+++ Given information

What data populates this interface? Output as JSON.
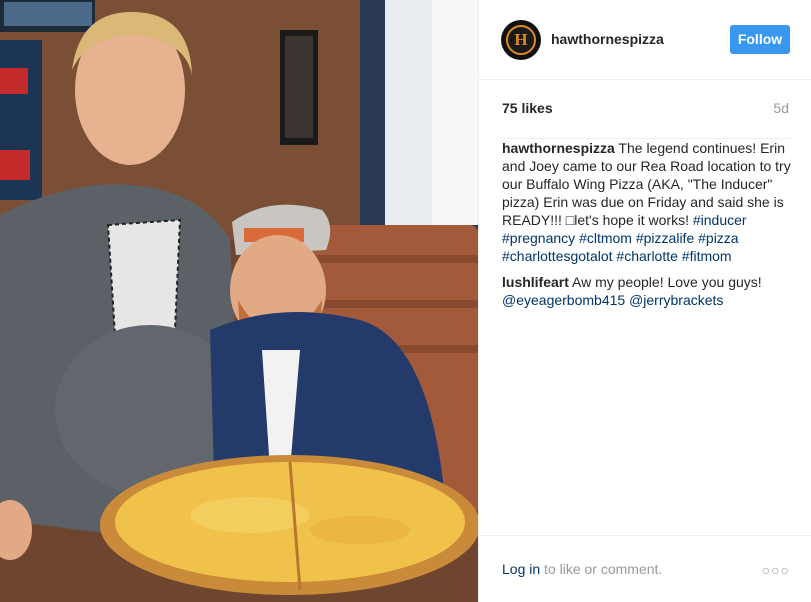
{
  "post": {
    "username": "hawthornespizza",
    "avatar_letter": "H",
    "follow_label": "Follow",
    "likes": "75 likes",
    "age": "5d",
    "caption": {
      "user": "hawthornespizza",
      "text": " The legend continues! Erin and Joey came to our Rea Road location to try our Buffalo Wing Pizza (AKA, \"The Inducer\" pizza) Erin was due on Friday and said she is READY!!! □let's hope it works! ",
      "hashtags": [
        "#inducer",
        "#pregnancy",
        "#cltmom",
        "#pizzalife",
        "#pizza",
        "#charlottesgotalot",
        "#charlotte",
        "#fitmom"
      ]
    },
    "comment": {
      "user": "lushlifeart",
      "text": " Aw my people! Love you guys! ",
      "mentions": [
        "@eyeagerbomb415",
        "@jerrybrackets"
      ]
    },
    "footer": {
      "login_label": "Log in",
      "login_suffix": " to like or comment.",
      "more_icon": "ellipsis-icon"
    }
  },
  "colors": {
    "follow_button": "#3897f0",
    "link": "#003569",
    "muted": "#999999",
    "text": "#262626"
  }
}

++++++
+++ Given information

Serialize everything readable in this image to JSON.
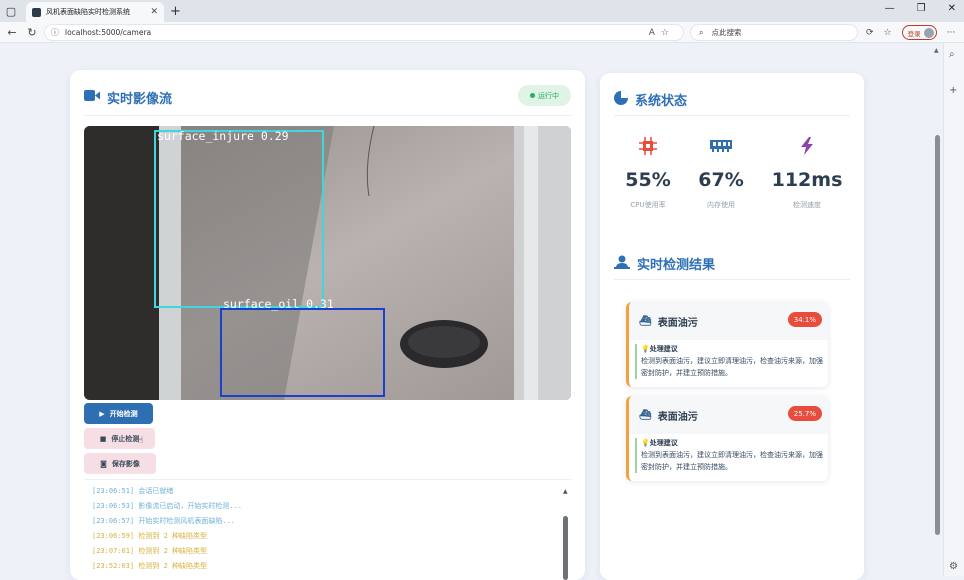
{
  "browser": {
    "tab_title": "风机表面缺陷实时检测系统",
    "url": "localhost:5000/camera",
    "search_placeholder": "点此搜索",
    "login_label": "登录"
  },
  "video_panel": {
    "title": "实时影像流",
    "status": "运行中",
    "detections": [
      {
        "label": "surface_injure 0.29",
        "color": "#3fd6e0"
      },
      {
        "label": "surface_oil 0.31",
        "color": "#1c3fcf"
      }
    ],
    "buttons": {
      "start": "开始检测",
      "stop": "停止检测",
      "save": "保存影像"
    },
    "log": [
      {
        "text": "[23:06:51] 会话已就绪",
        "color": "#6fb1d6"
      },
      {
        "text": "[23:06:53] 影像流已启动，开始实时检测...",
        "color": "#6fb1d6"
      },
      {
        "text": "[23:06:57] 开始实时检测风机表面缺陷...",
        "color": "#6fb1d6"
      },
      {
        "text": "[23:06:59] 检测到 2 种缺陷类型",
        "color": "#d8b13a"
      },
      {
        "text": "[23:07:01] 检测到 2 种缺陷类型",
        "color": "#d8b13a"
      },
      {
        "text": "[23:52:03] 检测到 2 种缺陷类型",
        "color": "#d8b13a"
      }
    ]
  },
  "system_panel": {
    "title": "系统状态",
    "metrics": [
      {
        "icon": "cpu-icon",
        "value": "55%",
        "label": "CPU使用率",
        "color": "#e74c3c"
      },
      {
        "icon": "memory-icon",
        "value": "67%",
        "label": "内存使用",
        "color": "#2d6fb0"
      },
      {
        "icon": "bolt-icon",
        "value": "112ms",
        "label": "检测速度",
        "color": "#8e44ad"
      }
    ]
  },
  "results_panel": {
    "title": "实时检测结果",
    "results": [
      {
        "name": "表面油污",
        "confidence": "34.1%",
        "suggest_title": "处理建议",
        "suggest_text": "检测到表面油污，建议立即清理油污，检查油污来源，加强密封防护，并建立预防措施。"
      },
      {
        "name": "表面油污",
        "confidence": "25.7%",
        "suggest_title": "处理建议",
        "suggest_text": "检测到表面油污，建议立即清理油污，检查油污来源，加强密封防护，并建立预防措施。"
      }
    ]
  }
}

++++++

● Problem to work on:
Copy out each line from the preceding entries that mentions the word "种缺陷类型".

● Exercise result:
        "text": "[23:06:59] 检测到 2 种缺陷类型",
        "text": "[23:07:01] 检测到 2 种缺陷类型",
        "text": "[23:52:03] 检测到 2 种缺陷类型",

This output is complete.